> **YOUR ASSIGNMENT**
Set down the records that follow in full and without changes.

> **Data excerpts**
═══
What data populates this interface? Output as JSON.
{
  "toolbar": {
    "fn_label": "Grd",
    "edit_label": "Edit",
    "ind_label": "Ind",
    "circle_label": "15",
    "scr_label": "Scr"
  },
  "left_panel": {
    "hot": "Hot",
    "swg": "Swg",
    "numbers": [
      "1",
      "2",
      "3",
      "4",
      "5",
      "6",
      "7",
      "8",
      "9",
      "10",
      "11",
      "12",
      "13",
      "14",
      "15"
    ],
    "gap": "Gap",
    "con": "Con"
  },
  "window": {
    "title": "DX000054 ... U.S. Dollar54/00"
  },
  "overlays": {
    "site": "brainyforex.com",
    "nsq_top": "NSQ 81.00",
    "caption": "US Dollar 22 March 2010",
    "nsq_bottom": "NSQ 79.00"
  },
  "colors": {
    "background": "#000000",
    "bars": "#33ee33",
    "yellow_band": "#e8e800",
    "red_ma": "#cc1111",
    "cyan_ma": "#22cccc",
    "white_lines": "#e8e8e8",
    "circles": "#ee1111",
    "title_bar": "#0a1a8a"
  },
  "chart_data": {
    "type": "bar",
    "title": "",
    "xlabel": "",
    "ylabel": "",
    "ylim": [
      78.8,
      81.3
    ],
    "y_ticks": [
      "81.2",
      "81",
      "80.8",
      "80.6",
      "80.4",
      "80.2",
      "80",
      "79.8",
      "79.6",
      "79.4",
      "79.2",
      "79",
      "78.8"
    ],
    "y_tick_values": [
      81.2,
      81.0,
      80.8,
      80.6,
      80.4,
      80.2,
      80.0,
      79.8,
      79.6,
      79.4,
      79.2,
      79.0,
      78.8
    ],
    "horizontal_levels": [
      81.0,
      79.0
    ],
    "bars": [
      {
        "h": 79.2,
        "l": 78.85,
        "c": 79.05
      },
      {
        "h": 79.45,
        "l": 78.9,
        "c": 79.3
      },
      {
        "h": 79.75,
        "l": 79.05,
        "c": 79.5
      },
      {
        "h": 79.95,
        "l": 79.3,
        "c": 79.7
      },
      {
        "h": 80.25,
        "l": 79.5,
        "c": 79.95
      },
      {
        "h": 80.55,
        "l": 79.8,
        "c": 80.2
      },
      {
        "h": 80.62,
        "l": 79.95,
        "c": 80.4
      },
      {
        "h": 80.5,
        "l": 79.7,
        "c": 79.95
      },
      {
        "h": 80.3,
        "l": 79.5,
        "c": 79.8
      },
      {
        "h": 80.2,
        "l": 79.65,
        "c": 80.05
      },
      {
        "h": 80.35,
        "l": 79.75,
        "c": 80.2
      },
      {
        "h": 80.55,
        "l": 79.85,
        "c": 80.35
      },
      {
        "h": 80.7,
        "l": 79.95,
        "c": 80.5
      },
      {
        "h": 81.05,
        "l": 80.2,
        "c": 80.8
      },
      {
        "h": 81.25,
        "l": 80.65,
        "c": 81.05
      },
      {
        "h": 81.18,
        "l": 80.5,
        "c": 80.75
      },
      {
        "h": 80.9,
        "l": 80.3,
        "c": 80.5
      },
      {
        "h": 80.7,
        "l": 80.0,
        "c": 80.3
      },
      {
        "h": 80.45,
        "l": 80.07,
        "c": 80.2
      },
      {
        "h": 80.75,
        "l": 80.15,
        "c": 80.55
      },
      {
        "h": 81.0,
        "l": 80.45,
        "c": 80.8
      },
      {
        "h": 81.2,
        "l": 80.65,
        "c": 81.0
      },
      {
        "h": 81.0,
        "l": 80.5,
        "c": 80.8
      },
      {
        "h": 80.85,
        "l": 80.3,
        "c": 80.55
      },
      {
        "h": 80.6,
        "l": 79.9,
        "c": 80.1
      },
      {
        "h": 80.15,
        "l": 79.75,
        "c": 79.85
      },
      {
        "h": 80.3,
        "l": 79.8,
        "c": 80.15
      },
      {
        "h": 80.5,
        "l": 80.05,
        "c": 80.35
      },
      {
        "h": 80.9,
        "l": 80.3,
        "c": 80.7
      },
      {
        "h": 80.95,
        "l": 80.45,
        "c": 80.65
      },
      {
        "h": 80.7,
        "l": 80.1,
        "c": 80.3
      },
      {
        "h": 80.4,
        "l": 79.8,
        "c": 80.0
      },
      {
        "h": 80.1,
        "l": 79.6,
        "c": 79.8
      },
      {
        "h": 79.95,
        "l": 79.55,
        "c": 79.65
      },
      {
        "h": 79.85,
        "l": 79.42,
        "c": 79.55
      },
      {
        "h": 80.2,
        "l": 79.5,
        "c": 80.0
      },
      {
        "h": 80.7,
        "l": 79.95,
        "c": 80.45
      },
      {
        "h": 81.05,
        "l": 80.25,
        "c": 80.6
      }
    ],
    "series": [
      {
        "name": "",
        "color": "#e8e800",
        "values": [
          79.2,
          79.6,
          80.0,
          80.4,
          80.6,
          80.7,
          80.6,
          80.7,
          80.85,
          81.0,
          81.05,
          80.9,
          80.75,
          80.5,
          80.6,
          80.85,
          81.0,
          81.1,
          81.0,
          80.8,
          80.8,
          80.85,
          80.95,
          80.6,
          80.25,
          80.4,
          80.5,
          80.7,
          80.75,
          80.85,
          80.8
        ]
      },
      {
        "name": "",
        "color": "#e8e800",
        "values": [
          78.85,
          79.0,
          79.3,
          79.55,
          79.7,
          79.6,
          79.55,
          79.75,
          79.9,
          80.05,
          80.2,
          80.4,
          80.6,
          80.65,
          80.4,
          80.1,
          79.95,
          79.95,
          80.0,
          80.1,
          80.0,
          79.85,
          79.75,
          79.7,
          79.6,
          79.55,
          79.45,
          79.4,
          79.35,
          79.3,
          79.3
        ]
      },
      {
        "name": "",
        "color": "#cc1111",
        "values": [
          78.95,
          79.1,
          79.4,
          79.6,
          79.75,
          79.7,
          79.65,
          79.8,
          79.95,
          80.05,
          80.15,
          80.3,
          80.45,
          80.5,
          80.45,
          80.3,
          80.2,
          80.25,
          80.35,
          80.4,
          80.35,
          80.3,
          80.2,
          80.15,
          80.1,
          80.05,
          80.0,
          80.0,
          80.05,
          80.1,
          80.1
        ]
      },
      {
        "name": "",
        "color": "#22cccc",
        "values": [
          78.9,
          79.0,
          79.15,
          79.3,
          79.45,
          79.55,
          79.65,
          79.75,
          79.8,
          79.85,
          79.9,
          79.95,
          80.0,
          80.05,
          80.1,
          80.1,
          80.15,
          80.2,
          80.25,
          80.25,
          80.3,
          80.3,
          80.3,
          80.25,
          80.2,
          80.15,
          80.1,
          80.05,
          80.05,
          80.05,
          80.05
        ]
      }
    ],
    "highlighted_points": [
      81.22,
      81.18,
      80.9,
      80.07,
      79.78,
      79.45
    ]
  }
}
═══
> **ANSWER TO THIS EXERCISE**
What data populates this interface? Output as JSON.
{
  "toolbar": {
    "fn_label": "Grd",
    "edit_label": "Edit",
    "ind_label": "Ind",
    "circle_label": "15",
    "scr_label": "Scr"
  },
  "left_panel": {
    "hot": "Hot",
    "swg": "Swg",
    "numbers": [
      "1",
      "2",
      "3",
      "4",
      "5",
      "6",
      "7",
      "8",
      "9",
      "10",
      "11",
      "12",
      "13",
      "14",
      "15"
    ],
    "gap": "Gap",
    "con": "Con"
  },
  "window": {
    "title": "DX000054 ... U.S. Dollar54/00"
  },
  "overlays": {
    "site": "brainyforex.com",
    "nsq_top": "NSQ 81.00",
    "caption": "US Dollar 22 March 2010",
    "nsq_bottom": "NSQ 79.00"
  },
  "colors": {
    "background": "#000000",
    "bars": "#33ee33",
    "yellow_band": "#e8e800",
    "red_ma": "#cc1111",
    "cyan_ma": "#22cccc",
    "white_lines": "#e8e8e8",
    "circles": "#ee1111",
    "title_bar": "#0a1a8a"
  },
  "chart_data": {
    "type": "bar",
    "title": "",
    "xlabel": "",
    "ylabel": "",
    "ylim": [
      78.8,
      81.3
    ],
    "y_ticks": [
      "81.2",
      "81",
      "80.8",
      "80.6",
      "80.4",
      "80.2",
      "80",
      "79.8",
      "79.6",
      "79.4",
      "79.2",
      "79",
      "78.8"
    ],
    "y_tick_values": [
      81.2,
      81.0,
      80.8,
      80.6,
      80.4,
      80.2,
      80.0,
      79.8,
      79.6,
      79.4,
      79.2,
      79.0,
      78.8
    ],
    "horizontal_levels": [
      81.0,
      79.0
    ],
    "bars": [
      {
        "h": 79.2,
        "l": 78.85,
        "c": 79.05
      },
      {
        "h": 79.45,
        "l": 78.9,
        "c": 79.3
      },
      {
        "h": 79.75,
        "l": 79.05,
        "c": 79.5
      },
      {
        "h": 79.95,
        "l": 79.3,
        "c": 79.7
      },
      {
        "h": 80.25,
        "l": 79.5,
        "c": 79.95
      },
      {
        "h": 80.55,
        "l": 79.8,
        "c": 80.2
      },
      {
        "h": 80.62,
        "l": 79.95,
        "c": 80.4
      },
      {
        "h": 80.5,
        "l": 79.7,
        "c": 79.95
      },
      {
        "h": 80.3,
        "l": 79.5,
        "c": 79.8
      },
      {
        "h": 80.2,
        "l": 79.65,
        "c": 80.05
      },
      {
        "h": 80.35,
        "l": 79.75,
        "c": 80.2
      },
      {
        "h": 80.55,
        "l": 79.85,
        "c": 80.35
      },
      {
        "h": 80.7,
        "l": 79.95,
        "c": 80.5
      },
      {
        "h": 81.05,
        "l": 80.2,
        "c": 80.8
      },
      {
        "h": 81.25,
        "l": 80.65,
        "c": 81.05
      },
      {
        "h": 81.18,
        "l": 80.5,
        "c": 80.75
      },
      {
        "h": 80.9,
        "l": 80.3,
        "c": 80.5
      },
      {
        "h": 80.7,
        "l": 80.0,
        "c": 80.3
      },
      {
        "h": 80.45,
        "l": 80.07,
        "c": 80.2
      },
      {
        "h": 80.75,
        "l": 80.15,
        "c": 80.55
      },
      {
        "h": 81.0,
        "l": 80.45,
        "c": 80.8
      },
      {
        "h": 81.2,
        "l": 80.65,
        "c": 81.0
      },
      {
        "h": 81.0,
        "l": 80.5,
        "c": 80.8
      },
      {
        "h": 80.85,
        "l": 80.3,
        "c": 80.55
      },
      {
        "h": 80.6,
        "l": 79.9,
        "c": 80.1
      },
      {
        "h": 80.15,
        "l": 79.75,
        "c": 79.85
      },
      {
        "h": 80.3,
        "l": 79.8,
        "c": 80.15
      },
      {
        "h": 80.5,
        "l": 80.05,
        "c": 80.35
      },
      {
        "h": 80.9,
        "l": 80.3,
        "c": 80.7
      },
      {
        "h": 80.95,
        "l": 80.45,
        "c": 80.65
      },
      {
        "h": 80.7,
        "l": 80.1,
        "c": 80.3
      },
      {
        "h": 80.4,
        "l": 79.8,
        "c": 80.0
      },
      {
        "h": 80.1,
        "l": 79.6,
        "c": 79.8
      },
      {
        "h": 79.95,
        "l": 79.55,
        "c": 79.65
      },
      {
        "h": 79.85,
        "l": 79.42,
        "c": 79.55
      },
      {
        "h": 80.2,
        "l": 79.5,
        "c": 80.0
      },
      {
        "h": 80.7,
        "l": 79.95,
        "c": 80.45
      },
      {
        "h": 81.05,
        "l": 80.25,
        "c": 80.6
      }
    ],
    "series": [
      {
        "name": "",
        "color": "#e8e800",
        "values": [
          79.2,
          79.6,
          80.0,
          80.4,
          80.6,
          80.7,
          80.6,
          80.7,
          80.85,
          81.0,
          81.05,
          80.9,
          80.75,
          80.5,
          80.6,
          80.85,
          81.0,
          81.1,
          81.0,
          80.8,
          80.8,
          80.85,
          80.95,
          80.6,
          80.25,
          80.4,
          80.5,
          80.7,
          80.75,
          80.85,
          80.8
        ]
      },
      {
        "name": "",
        "color": "#e8e800",
        "values": [
          78.85,
          79.0,
          79.3,
          79.55,
          79.7,
          79.6,
          79.55,
          79.75,
          79.9,
          80.05,
          80.2,
          80.4,
          80.6,
          80.65,
          80.4,
          80.1,
          79.95,
          79.95,
          80.0,
          80.1,
          80.0,
          79.85,
          79.75,
          79.7,
          79.6,
          79.55,
          79.45,
          79.4,
          79.35,
          79.3,
          79.3
        ]
      },
      {
        "name": "",
        "color": "#cc1111",
        "values": [
          78.95,
          79.1,
          79.4,
          79.6,
          79.75,
          79.7,
          79.65,
          79.8,
          79.95,
          80.05,
          80.15,
          80.3,
          80.45,
          80.5,
          80.45,
          80.3,
          80.2,
          80.25,
          80.35,
          80.4,
          80.35,
          80.3,
          80.2,
          80.15,
          80.1,
          80.05,
          80.0,
          80.0,
          80.05,
          80.1,
          80.1
        ]
      },
      {
        "name": "",
        "color": "#22cccc",
        "values": [
          78.9,
          79.0,
          79.15,
          79.3,
          79.45,
          79.55,
          79.65,
          79.75,
          79.8,
          79.85,
          79.9,
          79.95,
          80.0,
          80.05,
          80.1,
          80.1,
          80.15,
          80.2,
          80.25,
          80.25,
          80.3,
          80.3,
          80.3,
          80.25,
          80.2,
          80.15,
          80.1,
          80.05,
          80.05,
          80.05,
          80.05
        ]
      }
    ],
    "highlighted_points": [
      81.22,
      81.18,
      80.9,
      80.07,
      79.78,
      79.45
    ]
  }
}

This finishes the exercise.